Shipbuilding industry eyes $100m earning this year
Kazi Azizul Islam
Bangladeshi shipbuilders are eying at least $100 million dollar proceeds from their overseas deliveries this year which will be a milestone in their efforts to build a billion-dollar ship export industry within the next few years.
Local shipbuilders are also developing their capacity to make larger and superior world-class vessels while international marine equipment suppliers have started entering the Bangladesh market.
In last two years, Bangladesh delivered three ships to Danish and German importers that fetched around $40 million in proceeds.
Officials of the Western Marine and Ananda Shipyards told New Age that they have schedules to deliver at least 10 ships to foreign buyers this year.
‘Six ships made in our docks will be delivered to foreign buyers this year and at least $60 million proceeds will be added to the country’s export revenue,’ said Saiful Islam, Managing Director of Western Marine Shipyards.
Abdullahel Bari, chairman of Ananda Shipyards, a pioneer in ship exporting, said they expected four deliveries this year.
‘The deliveries are expected fetch $50 million in export earning for the country,’ said Bari.
He said they had recently installed a 100-tonne plus capacity gantry crane at their shipyard, the largest in the county.
‘Installation of the gantry crane is a significant technological advancement for the country’s shipbuilding industry,’ he said.
Western Marine’s Saiful said at present they are making ships up to 5,600-tonne capacity, but they are at the final stage of negotiations with a European buyer for building a 7,500-tonne multi-purpose cargo vessel.
Saiful said they had acquired a 50-acre-plus river-shore land near Chittagong port for setting up a new dock which will make 15,000-tonne capacity vessels.
‘By mid-2013 we will start making ships with 15,000-tonne capacity or more,’ he said.
Industry observers said at least three more private owned shipyards have already renovated their units to build export-oriented ships, complying international industry standards.
One or two of them may start operation this year as they are in advanced stage of negotiation with foreign buyers.
Niladri Shekhar Talukder, in-charge, planning and design of Desh Shipbuilding at Chittagong told New Age that some shipbuilders are also negotiating with foreign buyers for supplying small passenger and multi-purpose ships and ferries.
Desh, which specializes in lighter but speedier aluminum ships, is in negotiation with buyers from Australia and UAE.
‘Aluminum ships are very convenient for commuting fast from one island to another, so such specialty ships have great demand in countries having many islands,’ said Niladri.
Bob Lo, business development director of Singapore-based marine equipment distributor, Aerotec, distributor of Korea’s Hyundai Corporation, told New Age that global marine equipment suppliers are now evaluating Bangladesh’s shipbuilding industry very seriously.
While attending an industrial and marine equipment exhibition at Hotel Sheraton on Wednesday, Bob informed that Hyundai, a major shipbuilder of the world and ship equipment manufacturer, has recently entered Bangladesh’s fast growing market of marine and shipbuilding equipments.
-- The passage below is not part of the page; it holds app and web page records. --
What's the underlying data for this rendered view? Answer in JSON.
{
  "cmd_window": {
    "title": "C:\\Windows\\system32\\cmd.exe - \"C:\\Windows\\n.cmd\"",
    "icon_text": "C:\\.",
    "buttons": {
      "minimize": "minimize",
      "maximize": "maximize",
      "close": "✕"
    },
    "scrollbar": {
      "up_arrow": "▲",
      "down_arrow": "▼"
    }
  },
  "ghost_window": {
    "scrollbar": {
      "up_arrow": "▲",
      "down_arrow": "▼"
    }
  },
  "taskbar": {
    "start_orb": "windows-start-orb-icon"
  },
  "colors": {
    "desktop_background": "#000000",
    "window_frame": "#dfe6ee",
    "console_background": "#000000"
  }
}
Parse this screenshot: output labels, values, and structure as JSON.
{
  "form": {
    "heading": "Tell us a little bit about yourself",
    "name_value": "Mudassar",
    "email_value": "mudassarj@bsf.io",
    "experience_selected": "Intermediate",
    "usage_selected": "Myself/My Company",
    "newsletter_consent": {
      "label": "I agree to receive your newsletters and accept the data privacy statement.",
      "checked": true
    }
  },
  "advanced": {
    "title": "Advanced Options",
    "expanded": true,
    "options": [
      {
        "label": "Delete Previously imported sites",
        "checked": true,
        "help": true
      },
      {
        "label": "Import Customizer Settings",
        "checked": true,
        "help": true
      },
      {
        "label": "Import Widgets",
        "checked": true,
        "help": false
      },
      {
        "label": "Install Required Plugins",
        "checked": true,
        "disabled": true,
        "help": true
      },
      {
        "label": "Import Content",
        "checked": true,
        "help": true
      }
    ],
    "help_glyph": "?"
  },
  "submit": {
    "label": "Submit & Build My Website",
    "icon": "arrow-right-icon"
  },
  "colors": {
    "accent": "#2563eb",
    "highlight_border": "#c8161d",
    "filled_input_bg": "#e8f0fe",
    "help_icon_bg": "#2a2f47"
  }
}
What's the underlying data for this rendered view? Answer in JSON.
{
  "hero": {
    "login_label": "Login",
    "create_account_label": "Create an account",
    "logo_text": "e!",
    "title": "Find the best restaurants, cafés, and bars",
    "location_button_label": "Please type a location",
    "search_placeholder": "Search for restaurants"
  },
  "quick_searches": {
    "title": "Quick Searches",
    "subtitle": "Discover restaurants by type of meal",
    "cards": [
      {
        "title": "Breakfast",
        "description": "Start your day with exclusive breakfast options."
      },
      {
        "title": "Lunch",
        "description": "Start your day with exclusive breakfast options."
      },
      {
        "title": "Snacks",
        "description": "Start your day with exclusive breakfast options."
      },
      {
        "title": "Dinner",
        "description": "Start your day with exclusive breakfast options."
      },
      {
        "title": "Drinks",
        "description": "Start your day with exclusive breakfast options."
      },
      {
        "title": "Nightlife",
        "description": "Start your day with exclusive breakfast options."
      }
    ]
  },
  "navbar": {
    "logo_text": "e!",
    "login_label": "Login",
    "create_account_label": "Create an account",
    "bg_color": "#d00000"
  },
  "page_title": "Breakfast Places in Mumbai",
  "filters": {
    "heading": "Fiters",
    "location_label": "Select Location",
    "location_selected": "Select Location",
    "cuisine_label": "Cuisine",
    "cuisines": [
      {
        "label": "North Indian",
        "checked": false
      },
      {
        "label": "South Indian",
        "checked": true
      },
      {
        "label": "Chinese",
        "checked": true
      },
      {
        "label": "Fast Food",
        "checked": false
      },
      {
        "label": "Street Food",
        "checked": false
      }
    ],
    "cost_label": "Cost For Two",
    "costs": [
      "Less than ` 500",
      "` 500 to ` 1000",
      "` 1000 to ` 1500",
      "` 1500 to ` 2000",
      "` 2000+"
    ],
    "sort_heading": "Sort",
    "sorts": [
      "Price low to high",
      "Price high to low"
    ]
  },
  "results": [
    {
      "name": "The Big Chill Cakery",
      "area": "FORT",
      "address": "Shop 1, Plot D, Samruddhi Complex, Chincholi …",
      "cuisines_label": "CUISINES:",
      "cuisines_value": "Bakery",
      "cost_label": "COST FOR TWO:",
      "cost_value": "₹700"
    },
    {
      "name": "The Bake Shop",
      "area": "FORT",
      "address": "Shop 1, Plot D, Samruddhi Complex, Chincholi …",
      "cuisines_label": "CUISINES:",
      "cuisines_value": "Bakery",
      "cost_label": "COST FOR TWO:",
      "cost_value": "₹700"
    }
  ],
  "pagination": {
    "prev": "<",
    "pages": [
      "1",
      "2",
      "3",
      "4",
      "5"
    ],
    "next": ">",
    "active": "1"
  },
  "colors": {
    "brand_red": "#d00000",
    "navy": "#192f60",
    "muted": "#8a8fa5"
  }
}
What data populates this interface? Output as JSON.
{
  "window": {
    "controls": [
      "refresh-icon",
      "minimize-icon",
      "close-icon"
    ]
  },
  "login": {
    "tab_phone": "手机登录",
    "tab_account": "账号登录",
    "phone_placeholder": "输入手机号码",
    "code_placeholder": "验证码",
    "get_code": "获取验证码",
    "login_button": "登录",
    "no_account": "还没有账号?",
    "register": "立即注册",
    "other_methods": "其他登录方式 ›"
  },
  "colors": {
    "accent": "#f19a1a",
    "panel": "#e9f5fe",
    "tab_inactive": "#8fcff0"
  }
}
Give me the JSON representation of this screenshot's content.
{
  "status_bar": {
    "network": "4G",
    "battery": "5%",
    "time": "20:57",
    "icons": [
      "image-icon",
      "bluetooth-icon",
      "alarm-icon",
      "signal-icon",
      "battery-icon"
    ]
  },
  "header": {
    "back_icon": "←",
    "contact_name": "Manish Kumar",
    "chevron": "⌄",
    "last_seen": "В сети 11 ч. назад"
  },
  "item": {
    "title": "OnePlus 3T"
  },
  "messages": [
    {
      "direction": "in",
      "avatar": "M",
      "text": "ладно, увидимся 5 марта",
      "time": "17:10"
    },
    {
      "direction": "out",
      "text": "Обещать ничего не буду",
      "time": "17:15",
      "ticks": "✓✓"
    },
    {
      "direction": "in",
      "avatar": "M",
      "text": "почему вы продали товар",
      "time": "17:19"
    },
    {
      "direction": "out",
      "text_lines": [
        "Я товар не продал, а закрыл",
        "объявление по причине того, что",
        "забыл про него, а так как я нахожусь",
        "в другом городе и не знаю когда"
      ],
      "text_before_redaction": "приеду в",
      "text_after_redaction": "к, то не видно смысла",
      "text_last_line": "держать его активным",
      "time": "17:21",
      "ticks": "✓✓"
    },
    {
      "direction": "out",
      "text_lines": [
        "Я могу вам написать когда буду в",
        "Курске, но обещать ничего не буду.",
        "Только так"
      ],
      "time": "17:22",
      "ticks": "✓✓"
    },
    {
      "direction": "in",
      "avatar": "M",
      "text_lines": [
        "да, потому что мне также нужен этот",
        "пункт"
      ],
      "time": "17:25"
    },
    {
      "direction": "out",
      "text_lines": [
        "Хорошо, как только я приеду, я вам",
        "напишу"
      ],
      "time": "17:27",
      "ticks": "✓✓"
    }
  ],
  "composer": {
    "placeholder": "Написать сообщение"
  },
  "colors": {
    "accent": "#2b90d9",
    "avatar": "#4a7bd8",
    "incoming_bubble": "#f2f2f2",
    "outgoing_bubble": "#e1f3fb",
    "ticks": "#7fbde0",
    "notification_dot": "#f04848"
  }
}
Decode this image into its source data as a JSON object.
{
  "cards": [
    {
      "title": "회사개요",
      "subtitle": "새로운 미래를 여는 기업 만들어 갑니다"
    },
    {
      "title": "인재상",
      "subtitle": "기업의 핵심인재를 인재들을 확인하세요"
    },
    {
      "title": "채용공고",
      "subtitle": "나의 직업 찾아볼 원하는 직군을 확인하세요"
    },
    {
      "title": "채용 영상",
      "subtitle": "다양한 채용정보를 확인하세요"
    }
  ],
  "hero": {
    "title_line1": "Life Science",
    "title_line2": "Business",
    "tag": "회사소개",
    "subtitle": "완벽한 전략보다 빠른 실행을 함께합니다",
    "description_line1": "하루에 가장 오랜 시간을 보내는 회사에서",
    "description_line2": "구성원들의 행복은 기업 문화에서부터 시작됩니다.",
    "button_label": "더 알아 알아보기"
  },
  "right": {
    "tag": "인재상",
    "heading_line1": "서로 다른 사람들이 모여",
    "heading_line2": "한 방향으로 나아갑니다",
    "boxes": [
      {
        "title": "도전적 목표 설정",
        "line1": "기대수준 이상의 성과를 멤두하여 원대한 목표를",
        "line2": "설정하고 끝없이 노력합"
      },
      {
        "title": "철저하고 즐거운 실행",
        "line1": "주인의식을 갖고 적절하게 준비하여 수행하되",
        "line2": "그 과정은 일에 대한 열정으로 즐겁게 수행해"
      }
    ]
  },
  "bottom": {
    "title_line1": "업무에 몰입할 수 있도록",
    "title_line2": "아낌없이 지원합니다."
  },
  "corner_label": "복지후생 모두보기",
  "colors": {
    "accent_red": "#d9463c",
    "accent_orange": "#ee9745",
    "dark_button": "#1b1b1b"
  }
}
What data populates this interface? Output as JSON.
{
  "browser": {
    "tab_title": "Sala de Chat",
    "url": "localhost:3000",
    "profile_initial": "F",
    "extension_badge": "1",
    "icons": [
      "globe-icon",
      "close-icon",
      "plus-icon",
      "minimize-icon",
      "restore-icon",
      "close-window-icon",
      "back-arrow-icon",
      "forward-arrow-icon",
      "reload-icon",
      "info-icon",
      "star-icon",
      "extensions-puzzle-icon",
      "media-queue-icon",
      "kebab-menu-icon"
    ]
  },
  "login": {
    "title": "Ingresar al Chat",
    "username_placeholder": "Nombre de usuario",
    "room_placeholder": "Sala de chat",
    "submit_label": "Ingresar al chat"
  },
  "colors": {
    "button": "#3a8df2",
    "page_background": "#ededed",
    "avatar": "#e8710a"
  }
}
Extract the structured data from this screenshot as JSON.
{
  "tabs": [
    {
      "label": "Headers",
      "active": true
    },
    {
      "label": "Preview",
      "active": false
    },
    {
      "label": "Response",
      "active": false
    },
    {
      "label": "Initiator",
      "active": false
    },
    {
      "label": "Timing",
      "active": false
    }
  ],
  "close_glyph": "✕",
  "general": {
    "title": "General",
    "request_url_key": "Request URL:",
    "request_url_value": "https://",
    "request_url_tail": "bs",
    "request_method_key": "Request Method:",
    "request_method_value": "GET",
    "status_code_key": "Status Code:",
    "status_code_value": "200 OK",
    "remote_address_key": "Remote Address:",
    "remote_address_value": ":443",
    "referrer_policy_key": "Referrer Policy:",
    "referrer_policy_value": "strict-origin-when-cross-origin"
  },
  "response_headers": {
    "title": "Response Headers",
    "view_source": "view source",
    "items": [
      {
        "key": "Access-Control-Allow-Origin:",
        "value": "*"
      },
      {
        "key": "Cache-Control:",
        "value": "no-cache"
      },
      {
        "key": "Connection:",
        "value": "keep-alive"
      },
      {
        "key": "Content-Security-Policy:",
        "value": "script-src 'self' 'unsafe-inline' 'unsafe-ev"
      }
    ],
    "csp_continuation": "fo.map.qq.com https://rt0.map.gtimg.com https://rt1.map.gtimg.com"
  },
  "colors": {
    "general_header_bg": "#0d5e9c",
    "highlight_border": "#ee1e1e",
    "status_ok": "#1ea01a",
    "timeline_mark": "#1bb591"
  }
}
‘Global suppliers are foreseeing that shipbuilding industry in Bangladesh has got a momentum and it will grow and grow further,’ he said.